_RECORDS SUPPLIED_.

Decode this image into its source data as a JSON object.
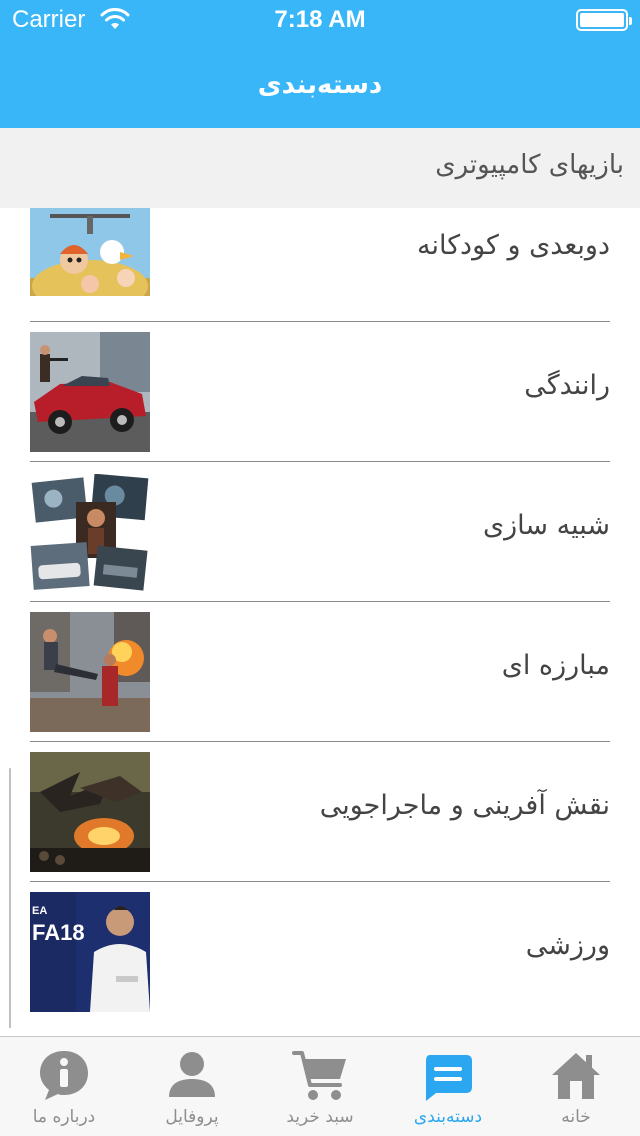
{
  "status_bar": {
    "carrier": "Carrier",
    "time": "7:18 AM"
  },
  "header": {
    "title": "دسته‌بندی",
    "background": "#38b6f8"
  },
  "section": {
    "title": "بازیهای کامپیوتری"
  },
  "categories": [
    {
      "label": "دوبعدی و کودکانه",
      "icon": "animated-kids-thumbnail"
    },
    {
      "label": "رانندگی",
      "icon": "racing-car-thumbnail"
    },
    {
      "label": "شبیه سازی",
      "icon": "simulation-collage-thumbnail"
    },
    {
      "label": "مبارزه ای",
      "icon": "fighting-thumbnail"
    },
    {
      "label": "نقش آفرینی و ماجراجویی",
      "icon": "dragon-rpg-thumbnail"
    },
    {
      "label": "ورزشی",
      "icon": "fifa-18-thumbnail"
    }
  ],
  "tab_bar": {
    "active_color": "#2aa7f0",
    "inactive_color": "#8e8e8e",
    "tabs": [
      {
        "label": "درباره ما",
        "icon": "info-icon"
      },
      {
        "label": "پروفایل",
        "icon": "profile-icon"
      },
      {
        "label": "سبد خرید",
        "icon": "cart-icon"
      },
      {
        "label": "دسته‌بندی",
        "icon": "category-icon",
        "active": true
      },
      {
        "label": "خانه",
        "icon": "home-icon"
      }
    ]
  }
}
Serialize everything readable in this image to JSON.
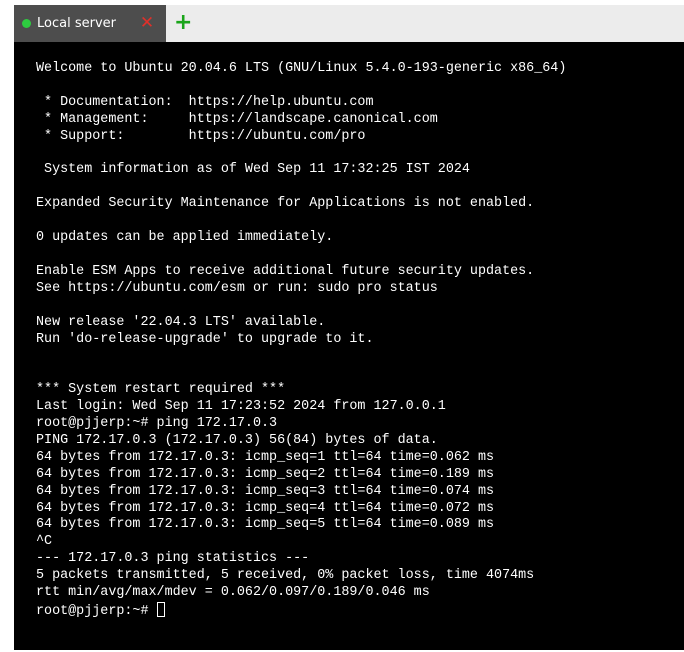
{
  "tab": {
    "label": "Local server",
    "status_icon": "status-dot-icon",
    "status_color": "#2ecc40",
    "close_symbol": "✕",
    "close_color": "#e0302a"
  },
  "add_tab": {
    "symbol": "+",
    "color": "#1aa51a"
  },
  "terminal": {
    "lines": [
      "Welcome to Ubuntu 20.04.6 LTS (GNU/Linux 5.4.0-193-generic x86_64)",
      "",
      " * Documentation:  https://help.ubuntu.com",
      " * Management:     https://landscape.canonical.com",
      " * Support:        https://ubuntu.com/pro",
      "",
      " System information as of Wed Sep 11 17:32:25 IST 2024",
      "",
      "Expanded Security Maintenance for Applications is not enabled.",
      "",
      "0 updates can be applied immediately.",
      "",
      "Enable ESM Apps to receive additional future security updates.",
      "See https://ubuntu.com/esm or run: sudo pro status",
      "",
      "New release '22.04.3 LTS' available.",
      "Run 'do-release-upgrade' to upgrade to it.",
      "",
      "",
      "*** System restart required ***",
      "Last login: Wed Sep 11 17:23:52 2024 from 127.0.0.1",
      "root@pjjerp:~# ping 172.17.0.3",
      "PING 172.17.0.3 (172.17.0.3) 56(84) bytes of data.",
      "64 bytes from 172.17.0.3: icmp_seq=1 ttl=64 time=0.062 ms",
      "64 bytes from 172.17.0.3: icmp_seq=2 ttl=64 time=0.189 ms",
      "64 bytes from 172.17.0.3: icmp_seq=3 ttl=64 time=0.074 ms",
      "64 bytes from 172.17.0.3: icmp_seq=4 ttl=64 time=0.072 ms",
      "64 bytes from 172.17.0.3: icmp_seq=5 ttl=64 time=0.089 ms",
      "^C",
      "--- 172.17.0.3 ping statistics ---",
      "5 packets transmitted, 5 received, 0% packet loss, time 4074ms",
      "rtt min/avg/max/mdev = 0.062/0.097/0.189/0.046 ms"
    ],
    "prompt": "root@pjjerp:~# "
  }
}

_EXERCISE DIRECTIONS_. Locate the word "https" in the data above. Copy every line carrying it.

_SOLUTION TO THE PROBLEM_.
      " * Documentation:  https://help.ubuntu.com",
      " * Management:     https://landscape.canonical.com",
      " * Support:        https://ubuntu.com/pro",
      "See https://ubuntu.com/esm or run: sudo pro status",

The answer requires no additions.